Fair Game
But what if we don’t get Oscar nominations?

Theatrical Release Date: 11/05/2010
Director: Doug Liman
Cast: Naomi Watts, Sean Penn, Ty Burrell, Sam Shepard, Bruce McGill, David Andrews


It’s sort of a fixer-upper.

Another politically charged and high-profile news item, another movie. “Fair Game” is the cinematic adaptation of the Valerie Plame story (sadly, it’s not the remake of the Cindy Crawford/William Baldwin ’95 flick of the same name). As the trailers let you know, Plame’s a CIA agent and someone leaks her real name to the press; something not only ethically dubious but there’s a federal law against releasing the name of a covert operative (Intelligence Identities Protection Act of 1982).

Usually, this type of fare is done via documentary and Plame’s story would make for a good one, depending on the amount of information that hasn’t been tucked away and deemed classified. But like “The Social Network“, director Doug Liman and company seem to be more concerned with providing audiences with “good drama” than fully sticking to the nuts and bolts of everything. (I did a little research and it was apparently at the discretion of the journalist who broke the story to actually call out Plame; though he contends he did not know she was still involved in covert operations, the CIA attest they gave him sufficient warnings to refrain from using her real name.)

It’s also worth keeping in mind that the script is based on two books: “Fair Game” by Valerie Plame and “The Politics of Truth” by Joseph Wilson (Plame’s husband) – who just happen to be the two main characters. Obviously, the pair is presented in the best possible light, and while most of the key elements are verifiable fact, some of the bedroom discussions and moustache twirling inspired conversations could just as easily be played up for dramatization and there’s no way for us to know.

Truthiness aside (with respect to Stephen Colbert), the bigger problems in terms of satisfying an audience is that what unfolds on-screen is a bit of a bore. Sure, you’ve got Naomi “Academy Award Nominee” Watts and Sean “Academy Award Winner” Penn reuniting on-screen (their previous romantic entanglement coming in 2003′s “21 Grams”) but that’s all it is. They put a lot of spirit and conviction in their characters but it’s hard to watch the performances without saying to one’s self: “Boy, they really want more award nominations, don’t they?” This is especially evident for Watts as she breaks down while brushing her teeth in front of a mirror (toothpaste foaming at the mouth is the new lip quiver) and for Penn when he decides to win an argument via an 8 year-old’s mantra of “whoever’s loudest is correct”.

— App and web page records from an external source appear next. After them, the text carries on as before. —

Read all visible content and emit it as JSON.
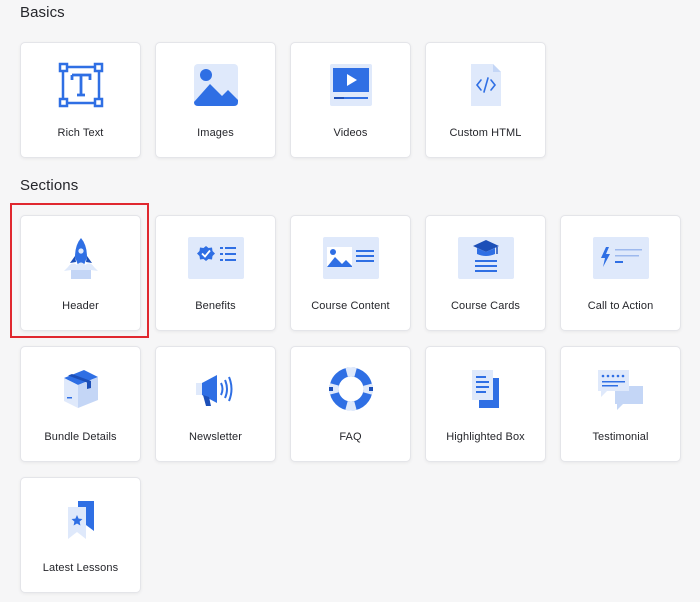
{
  "basics": {
    "title": "Basics",
    "items": [
      {
        "label": "Rich Text",
        "icon": "rich-text-icon"
      },
      {
        "label": "Images",
        "icon": "image-icon"
      },
      {
        "label": "Videos",
        "icon": "video-icon"
      },
      {
        "label": "Custom HTML",
        "icon": "code-file-icon"
      }
    ]
  },
  "sections": {
    "title": "Sections",
    "items": [
      {
        "label": "Header",
        "icon": "rocket-icon",
        "selected": true
      },
      {
        "label": "Benefits",
        "icon": "badge-check-list-icon"
      },
      {
        "label": "Course Content",
        "icon": "image-text-icon"
      },
      {
        "label": "Course Cards",
        "icon": "graduation-cap-card-icon"
      },
      {
        "label": "Call to Action",
        "icon": "lightning-icon"
      },
      {
        "label": "Bundle Details",
        "icon": "box-icon"
      },
      {
        "label": "Newsletter",
        "icon": "megaphone-icon"
      },
      {
        "label": "FAQ",
        "icon": "lifebuoy-icon"
      },
      {
        "label": "Highlighted Box",
        "icon": "highlighted-doc-icon"
      },
      {
        "label": "Testimonial",
        "icon": "chat-bubbles-icon"
      },
      {
        "label": "Latest Lessons",
        "icon": "bookmark-star-icon"
      }
    ]
  },
  "colors": {
    "accent": "#2f6fe4",
    "accent_light": "#dfe9fb",
    "selection_outline": "#e0282f",
    "background": "#f6f6f7"
  }
}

Not to say that all of their screen time is blatant posing but enough of the key moments have that air to them that it detracts from the more disturbing central issue: the lengths to which the Bush administration went to cover up their WMD hunting faux pas in Iraq. Where the film works is in trying to convey this message, including numerous bits of news footage of Bush and his staff telling the press their certainty of Saddam Hussein’s nuclear military programs; while Plame and Wilson try to use whatever means are available to them to set the record straight. Had the script been less concerned with giving the key actors buzzworthy lines that are great for awards show clips, the film might not have fallen so short.

Helping to cement my disapproval is Liman’s attempt to be Paul Greengrass. He decided that in order to really drive home the point that this is based on real events, he’d utilize the most annoying handheld camera work and, unfortunately, this is no “Bloody Sunday” or “United 93“; this isn’t even a decent homage to Greengrass’ work with the last two Bourne films. I’m actually quite used to handheld cameras at this point, with so many directors exploring this style to increase the audience’s feeling that they are right there with the characters. However, the way in which Liman captured everything is clumsy, to be kind, and made me a bit queasy at times and I can only best describe it as akin to the first 20 minutes of “Cloverfield“; only there’s no monster that the cameraman is running from.

Now, those still planning to see the film should probably avoid researching the facts if you don’t know or remember them, as obviously it will spoil the chain of events. Overall, the story itself is interesting but Liman’s choices and the overly showy performances keep “Fair Game” from being something I’d feel comfortable recommending which is why it earns a 2.5 out of 5. Even die hard fans of the actors would be far better off waiting for this to eventually hit the cable channels, as the sum of the parts simply doesn’t equate to the price of a movie ticket or even a DVD rental.

2.5 out of 5